■ **What the task requires**:
Filter the entries for lines with the word "Full".

*** Materials provided Section Begins ***

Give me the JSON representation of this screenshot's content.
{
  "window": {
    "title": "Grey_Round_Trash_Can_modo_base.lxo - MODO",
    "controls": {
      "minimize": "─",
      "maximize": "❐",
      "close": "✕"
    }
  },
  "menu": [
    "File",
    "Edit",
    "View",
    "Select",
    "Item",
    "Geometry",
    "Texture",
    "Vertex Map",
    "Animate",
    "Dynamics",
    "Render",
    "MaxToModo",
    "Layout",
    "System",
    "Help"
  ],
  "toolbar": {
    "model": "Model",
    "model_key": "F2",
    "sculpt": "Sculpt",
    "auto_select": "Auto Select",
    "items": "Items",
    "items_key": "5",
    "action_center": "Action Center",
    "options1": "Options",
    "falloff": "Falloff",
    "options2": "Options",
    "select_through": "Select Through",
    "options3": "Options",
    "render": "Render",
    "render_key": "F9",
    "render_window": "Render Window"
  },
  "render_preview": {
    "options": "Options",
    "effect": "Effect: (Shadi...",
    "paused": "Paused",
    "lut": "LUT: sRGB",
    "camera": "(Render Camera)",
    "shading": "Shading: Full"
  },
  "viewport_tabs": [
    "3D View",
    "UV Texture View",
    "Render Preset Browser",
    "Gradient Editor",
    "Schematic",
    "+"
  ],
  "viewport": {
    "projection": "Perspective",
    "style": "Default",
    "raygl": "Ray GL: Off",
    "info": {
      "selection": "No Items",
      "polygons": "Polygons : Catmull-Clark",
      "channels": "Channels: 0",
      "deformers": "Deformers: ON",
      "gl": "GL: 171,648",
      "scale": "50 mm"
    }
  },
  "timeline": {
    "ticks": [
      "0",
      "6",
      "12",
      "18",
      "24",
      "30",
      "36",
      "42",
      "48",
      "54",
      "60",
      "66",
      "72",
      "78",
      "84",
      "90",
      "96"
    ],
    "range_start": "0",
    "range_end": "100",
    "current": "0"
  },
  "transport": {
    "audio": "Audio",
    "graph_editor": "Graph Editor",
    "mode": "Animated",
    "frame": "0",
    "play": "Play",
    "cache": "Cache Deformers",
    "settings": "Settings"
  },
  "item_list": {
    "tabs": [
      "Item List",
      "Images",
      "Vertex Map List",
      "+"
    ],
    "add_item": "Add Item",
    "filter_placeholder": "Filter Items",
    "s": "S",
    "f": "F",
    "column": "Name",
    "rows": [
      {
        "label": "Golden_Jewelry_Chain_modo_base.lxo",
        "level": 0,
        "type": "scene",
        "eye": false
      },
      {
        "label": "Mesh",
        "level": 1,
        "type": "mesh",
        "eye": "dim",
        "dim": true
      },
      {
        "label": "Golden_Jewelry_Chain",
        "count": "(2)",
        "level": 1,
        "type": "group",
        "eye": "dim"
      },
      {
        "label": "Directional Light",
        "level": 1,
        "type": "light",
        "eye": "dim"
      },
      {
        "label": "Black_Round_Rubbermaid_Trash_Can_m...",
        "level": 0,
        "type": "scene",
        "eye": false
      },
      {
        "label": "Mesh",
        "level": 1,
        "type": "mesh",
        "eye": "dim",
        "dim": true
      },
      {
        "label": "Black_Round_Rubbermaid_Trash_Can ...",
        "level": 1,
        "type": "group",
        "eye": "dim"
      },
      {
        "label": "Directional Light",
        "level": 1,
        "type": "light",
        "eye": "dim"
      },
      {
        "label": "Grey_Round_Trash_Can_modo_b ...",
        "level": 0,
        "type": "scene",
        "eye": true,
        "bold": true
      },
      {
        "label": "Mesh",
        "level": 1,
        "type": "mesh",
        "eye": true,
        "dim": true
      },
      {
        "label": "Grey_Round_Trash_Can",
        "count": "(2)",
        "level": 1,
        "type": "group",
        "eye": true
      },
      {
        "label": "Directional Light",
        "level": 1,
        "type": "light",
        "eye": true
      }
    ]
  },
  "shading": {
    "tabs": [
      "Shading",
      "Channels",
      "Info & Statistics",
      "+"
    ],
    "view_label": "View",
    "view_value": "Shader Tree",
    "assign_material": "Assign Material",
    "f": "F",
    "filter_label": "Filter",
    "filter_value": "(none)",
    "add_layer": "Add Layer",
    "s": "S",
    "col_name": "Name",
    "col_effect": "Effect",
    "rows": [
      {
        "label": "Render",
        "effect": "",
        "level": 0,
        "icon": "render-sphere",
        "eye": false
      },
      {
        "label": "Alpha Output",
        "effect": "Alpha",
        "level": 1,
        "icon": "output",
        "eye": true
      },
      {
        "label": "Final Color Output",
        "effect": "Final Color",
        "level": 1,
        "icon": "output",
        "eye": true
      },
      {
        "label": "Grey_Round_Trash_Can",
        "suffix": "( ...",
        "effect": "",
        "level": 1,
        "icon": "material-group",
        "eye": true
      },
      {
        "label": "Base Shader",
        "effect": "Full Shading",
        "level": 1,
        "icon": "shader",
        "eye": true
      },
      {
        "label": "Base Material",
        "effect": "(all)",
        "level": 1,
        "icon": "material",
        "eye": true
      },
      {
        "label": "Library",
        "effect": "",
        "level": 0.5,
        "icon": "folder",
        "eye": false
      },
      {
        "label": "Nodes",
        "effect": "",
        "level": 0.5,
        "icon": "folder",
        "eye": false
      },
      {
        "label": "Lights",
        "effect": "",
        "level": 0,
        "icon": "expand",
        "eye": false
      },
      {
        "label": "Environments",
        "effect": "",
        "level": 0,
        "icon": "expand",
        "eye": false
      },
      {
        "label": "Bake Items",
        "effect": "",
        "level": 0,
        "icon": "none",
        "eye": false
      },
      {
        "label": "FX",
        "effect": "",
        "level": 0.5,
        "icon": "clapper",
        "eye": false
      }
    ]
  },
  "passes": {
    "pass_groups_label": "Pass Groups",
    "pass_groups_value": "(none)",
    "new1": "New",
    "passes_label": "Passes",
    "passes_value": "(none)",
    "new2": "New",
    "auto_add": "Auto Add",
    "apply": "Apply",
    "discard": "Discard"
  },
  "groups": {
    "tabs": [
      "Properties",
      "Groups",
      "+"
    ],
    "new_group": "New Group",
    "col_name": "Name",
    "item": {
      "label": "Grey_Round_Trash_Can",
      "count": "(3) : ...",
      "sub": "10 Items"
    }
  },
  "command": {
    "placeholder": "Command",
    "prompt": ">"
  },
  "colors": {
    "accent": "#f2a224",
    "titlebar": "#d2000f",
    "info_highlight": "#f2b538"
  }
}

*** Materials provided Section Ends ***

■ **Response to this task**:
    "shading": "Shading: Full"
        "effect": "Full Shading",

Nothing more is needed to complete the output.